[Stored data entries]
○ ○ ○ ○

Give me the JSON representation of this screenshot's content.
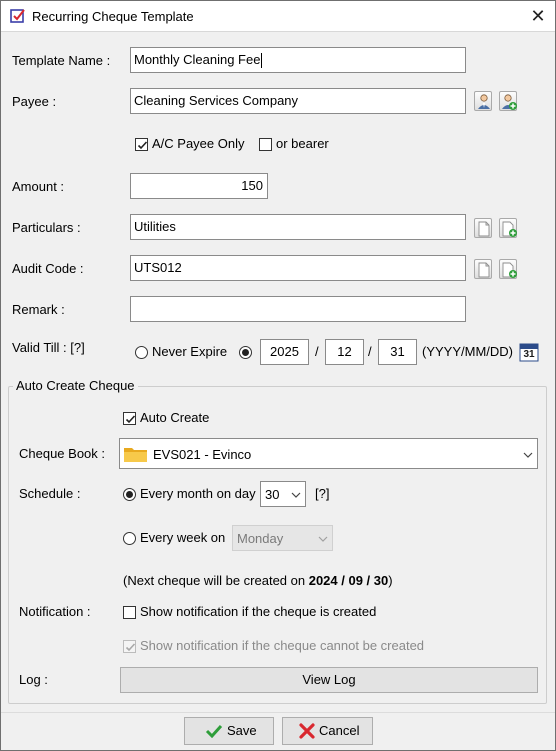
{
  "window": {
    "title": "Recurring Cheque Template",
    "close_glyph": "✕"
  },
  "form": {
    "template_name": {
      "label": "Template Name :",
      "value": "Monthly Cleaning Fee"
    },
    "payee": {
      "label": "Payee :",
      "value": "Cleaning Services Company"
    },
    "ac_payee_only": {
      "label": "A/C Payee Only",
      "checked": true
    },
    "or_bearer": {
      "label": "or bearer",
      "checked": false
    },
    "amount": {
      "label": "Amount :",
      "value": "150"
    },
    "particulars": {
      "label": "Particulars :",
      "value": "Utilities"
    },
    "audit_code": {
      "label": "Audit Code :",
      "value": "UTS012"
    },
    "remark": {
      "label": "Remark :",
      "value": ""
    },
    "valid_till": {
      "label": "Valid Till : [?]",
      "never_expire_label": "Never Expire",
      "selected": "date",
      "year": "2025",
      "month": "12",
      "day": "31",
      "sep1": "/",
      "sep2": "/",
      "format": "(YYYY/MM/DD)",
      "calendar_day": "31"
    }
  },
  "auto_create": {
    "group_title": "Auto Create Cheque",
    "auto_create": {
      "label": "Auto Create",
      "checked": true
    },
    "cheque_book": {
      "label": "Cheque Book :",
      "value": "EVS021 - Evinco"
    },
    "schedule": {
      "label": "Schedule :",
      "monthly_label": "Every month on day",
      "monthly_day": "30",
      "help": "[?]",
      "weekly_label": "Every week on",
      "weekly_day": "Monday",
      "selected": "monthly"
    },
    "next_cheque": {
      "prefix": "(Next cheque will be created on ",
      "date": "2024 / 09 / 30",
      "suffix": ")"
    },
    "notification": {
      "label": "Notification :",
      "created_label": "Show notification if the cheque is created",
      "created_checked": false,
      "cannot_label": "Show notification if the cheque cannot be created",
      "cannot_checked": true
    },
    "log": {
      "label": "Log :",
      "button": "View Log"
    }
  },
  "footer": {
    "save": "Save",
    "cancel": "Cancel"
  },
  "colors": {
    "save_check": "#2e9e3a",
    "cancel_x": "#d9282f",
    "folder": "#f0b429"
  }
}
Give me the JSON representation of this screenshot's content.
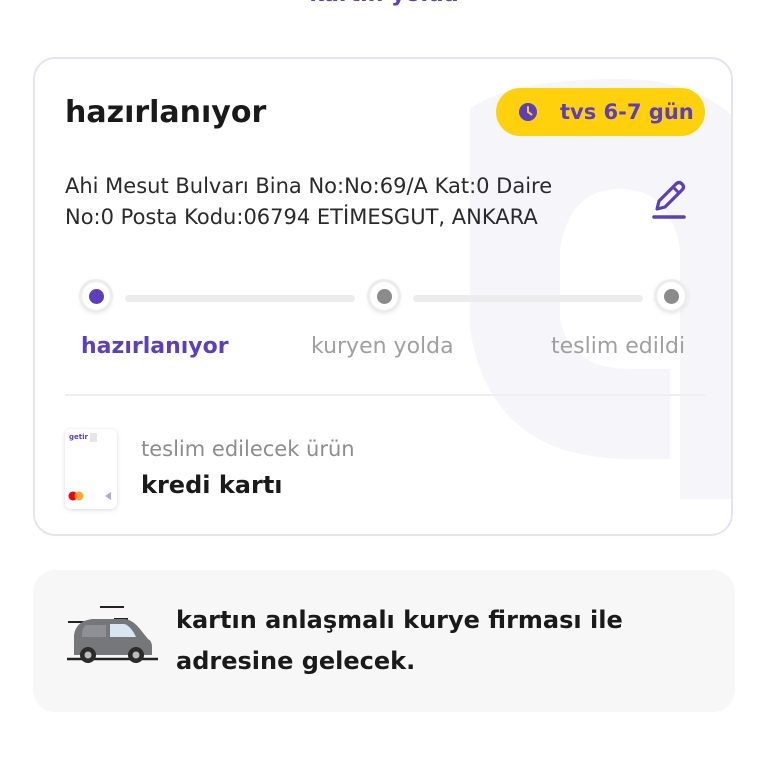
{
  "header": {
    "partial_title": "kartın yolda"
  },
  "status_card": {
    "title": "hazırlanıyor",
    "eta_badge": "tvs 6-7 gün",
    "address_line1": "Ahi Mesut Bulvarı Bina No:No:69/A Kat:0 Daire",
    "address_line2": "No:0 Posta Kodu:06794 ETİMESGUT, ANKARA",
    "steps": [
      {
        "label": "hazırlanıyor",
        "state": "active"
      },
      {
        "label": "kuryen yolda",
        "state": "pending"
      },
      {
        "label": "teslim edildi",
        "state": "pending"
      }
    ],
    "product": {
      "thumbnail_brand": "getir",
      "subtitle": "teslim edilecek ürün",
      "name": "kredi kartı"
    }
  },
  "info_card": {
    "line1": "kartın anlaşmalı kurye firması ile",
    "line2": "adresine gelecek."
  },
  "colors": {
    "brand_purple": "#5d3ebc",
    "badge_yellow": "#ffd10d",
    "inactive_gray": "#a0a0a0"
  },
  "icons": {
    "clock": "clock-icon",
    "edit": "pencil-icon",
    "courier": "delivery-van-icon"
  }
}
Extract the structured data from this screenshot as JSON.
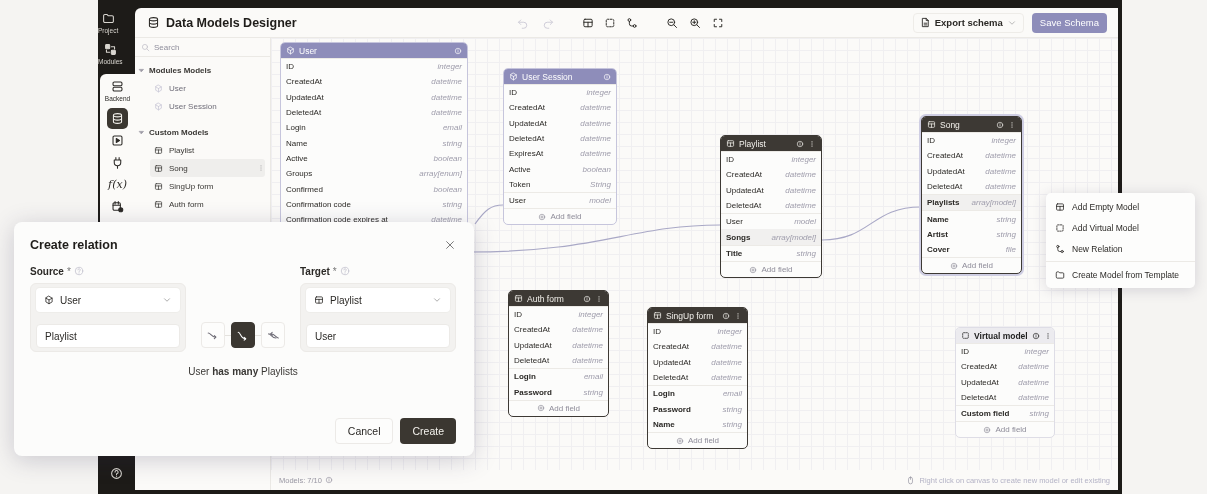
{
  "rail": {
    "items": [
      {
        "label": "Project",
        "kind": "folder",
        "selected": false
      },
      {
        "label": "Modules",
        "kind": "modules",
        "selected": false
      },
      {
        "label": "Backend",
        "kind": "server",
        "selected": true
      }
    ],
    "tools": [
      {
        "kind": "database",
        "selected": true
      },
      {
        "kind": "play",
        "selected": false
      },
      {
        "kind": "plug",
        "selected": false
      },
      {
        "kind": "function",
        "text": "f(x)",
        "selected": false
      },
      {
        "kind": "calendar",
        "selected": false
      }
    ]
  },
  "header": {
    "title": "Data Models Designer",
    "toolbar": [
      {
        "kind": "undo",
        "disabled": true
      },
      {
        "kind": "redo",
        "disabled": true
      },
      {
        "kind": "table",
        "disabled": false
      },
      {
        "kind": "virtual",
        "disabled": false
      },
      {
        "kind": "relation",
        "disabled": false
      },
      {
        "kind": "zoom-out",
        "disabled": false
      },
      {
        "kind": "zoom-in",
        "disabled": false
      },
      {
        "kind": "fullscreen",
        "disabled": false
      }
    ],
    "export_button": "Export schema",
    "save_button": {
      "label": "Save Schema",
      "disabled": true
    }
  },
  "sidebar": {
    "search": {
      "placeholder": "Search"
    },
    "groups": [
      {
        "label": "Modules Models",
        "expanded": true,
        "items": [
          {
            "label": "User",
            "kind": "module",
            "selected": false
          },
          {
            "label": "User Session",
            "kind": "module",
            "selected": false
          }
        ]
      },
      {
        "label": "Custom Models",
        "expanded": true,
        "items": [
          {
            "label": "Playlist",
            "kind": "table",
            "selected": false
          },
          {
            "label": "Song",
            "kind": "table",
            "selected": true
          },
          {
            "label": "SingUp form",
            "kind": "table",
            "selected": false
          },
          {
            "label": "Auth form",
            "kind": "table",
            "selected": false
          }
        ]
      }
    ]
  },
  "models": [
    {
      "title": "User",
      "kind": "module",
      "selected": false,
      "sections": [
        {
          "kind": "system",
          "fields": [
            {
              "name": "ID",
              "type": "integer"
            },
            {
              "name": "CreatedAt",
              "type": "datetime"
            },
            {
              "name": "UpdatedAt",
              "type": "datetime"
            },
            {
              "name": "DeletedAt",
              "type": "datetime"
            },
            {
              "name": "Login",
              "type": "email"
            },
            {
              "name": "Name",
              "type": "string"
            },
            {
              "name": "Active",
              "type": "boolean"
            },
            {
              "name": "Groups",
              "type": "array[enum]"
            },
            {
              "name": "Confirmed",
              "type": "boolean"
            },
            {
              "name": "Confirmation code",
              "type": "string"
            },
            {
              "name": "Confirmation code expires at",
              "type": "datetime"
            }
          ]
        }
      ]
    },
    {
      "title": "User Session",
      "kind": "module",
      "selected": false,
      "add_field": "Add field",
      "sections": [
        {
          "kind": "system",
          "fields": [
            {
              "name": "ID",
              "type": "integer"
            },
            {
              "name": "CreatedAt",
              "type": "datetime"
            },
            {
              "name": "UpdatedAt",
              "type": "datetime"
            },
            {
              "name": "DeletedAt",
              "type": "datetime"
            },
            {
              "name": "ExpiresAt",
              "type": "datetime"
            },
            {
              "name": "Active",
              "type": "boolean"
            },
            {
              "name": "Token",
              "type": "String"
            }
          ]
        },
        {
          "kind": "relation",
          "fields": [
            {
              "name": "User",
              "type": "model",
              "highlighted": false
            }
          ]
        }
      ]
    },
    {
      "title": "Playlist",
      "kind": "custom",
      "selected": false,
      "add_field": "Add field",
      "sections": [
        {
          "kind": "system",
          "fields": [
            {
              "name": "ID",
              "type": "integer"
            },
            {
              "name": "CreatedAt",
              "type": "datetime"
            },
            {
              "name": "UpdatedAt",
              "type": "datetime"
            },
            {
              "name": "DeletedAt",
              "type": "datetime"
            }
          ]
        },
        {
          "kind": "relation",
          "fields": [
            {
              "name": "User",
              "type": "model",
              "highlighted": false
            },
            {
              "name": "Songs",
              "type": "array[model]",
              "highlighted": true
            }
          ]
        },
        {
          "kind": "custom",
          "fields": [
            {
              "name": "Title",
              "type": "string"
            }
          ]
        }
      ]
    },
    {
      "title": "Song",
      "kind": "custom",
      "selected": true,
      "add_field": "Add field",
      "sections": [
        {
          "kind": "system",
          "fields": [
            {
              "name": "ID",
              "type": "integer"
            },
            {
              "name": "CreatedAt",
              "type": "datetime"
            },
            {
              "name": "UpdatedAt",
              "type": "datetime"
            },
            {
              "name": "DeletedAt",
              "type": "datetime"
            }
          ]
        },
        {
          "kind": "relation",
          "fields": [
            {
              "name": "Playlists",
              "type": "array[model]",
              "highlighted": true
            }
          ]
        },
        {
          "kind": "custom",
          "fields": [
            {
              "name": "Name",
              "type": "string"
            },
            {
              "name": "Artist",
              "type": "string"
            },
            {
              "name": "Cover",
              "type": "file"
            }
          ]
        }
      ]
    },
    {
      "title": "Auth form",
      "kind": "custom",
      "selected": false,
      "add_field": "Add field",
      "sections": [
        {
          "kind": "system",
          "fields": [
            {
              "name": "ID",
              "type": "integer"
            },
            {
              "name": "CreatedAt",
              "type": "datetime"
            },
            {
              "name": "UpdatedAt",
              "type": "datetime"
            },
            {
              "name": "DeletedAt",
              "type": "datetime"
            }
          ]
        },
        {
          "kind": "custom",
          "fields": [
            {
              "name": "Login",
              "type": "email"
            },
            {
              "name": "Password",
              "type": "string"
            }
          ]
        }
      ]
    },
    {
      "title": "SingUp form",
      "kind": "custom",
      "selected": false,
      "add_field": "Add field",
      "sections": [
        {
          "kind": "system",
          "fields": [
            {
              "name": "ID",
              "type": "integer"
            },
            {
              "name": "CreatedAt",
              "type": "datetime"
            },
            {
              "name": "UpdatedAt",
              "type": "datetime"
            },
            {
              "name": "DeletedAt",
              "type": "datetime"
            }
          ]
        },
        {
          "kind": "custom",
          "fields": [
            {
              "name": "Login",
              "type": "email"
            },
            {
              "name": "Password",
              "type": "string"
            },
            {
              "name": "Name",
              "type": "string"
            }
          ]
        }
      ]
    },
    {
      "title": "Virtual model",
      "kind": "virtual",
      "selected": false,
      "add_field": "Add field",
      "sections": [
        {
          "kind": "system",
          "fields": [
            {
              "name": "ID",
              "type": "integer"
            },
            {
              "name": "CreatedAt",
              "type": "datetime"
            },
            {
              "name": "UpdatedAt",
              "type": "datetime"
            },
            {
              "name": "DeletedAt",
              "type": "datetime"
            }
          ]
        },
        {
          "kind": "custom",
          "fields": [
            {
              "name": "Custom field",
              "type": "string"
            }
          ]
        }
      ]
    }
  ],
  "status_bar": {
    "models_count": "Models: 7/10",
    "hint": "Right click on canvas to create new model or edit existing"
  },
  "context_menu": {
    "groups": [
      [
        {
          "label": "Add Empty Model",
          "kind": "table"
        },
        {
          "label": "Add Virtual Model",
          "kind": "virtual"
        },
        {
          "label": "New Relation",
          "kind": "relation"
        }
      ],
      [
        {
          "label": "Create Model from Template",
          "kind": "folder"
        }
      ]
    ]
  },
  "dialog": {
    "title": "Create relation",
    "source": {
      "label": "Source",
      "required_mark": "*",
      "select": {
        "value": "User",
        "kind": "module"
      },
      "name_value": "Playlist"
    },
    "target": {
      "label": "Target",
      "required_mark": "*",
      "select": {
        "value": "Playlist",
        "kind": "table"
      },
      "name_value": "User"
    },
    "relation_types": [
      {
        "selected": false
      },
      {
        "selected": true
      },
      {
        "selected": false
      }
    ],
    "summary": "User **has many** Playlists",
    "buttons": [
      {
        "label": "Cancel",
        "kind": "secondary"
      },
      {
        "label": "Create",
        "kind": "primary"
      }
    ]
  }
}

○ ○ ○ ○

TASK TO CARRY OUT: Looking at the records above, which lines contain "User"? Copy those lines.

ANSWER SECTION:
            "label": "User",
            "label": "User Session",
      "title": "User",
      "title": "User Session",
              "name": "User",
              "name": "User",
        "value": "User",
      "name_value": "User"
    "summary": "User **has many** Playlists",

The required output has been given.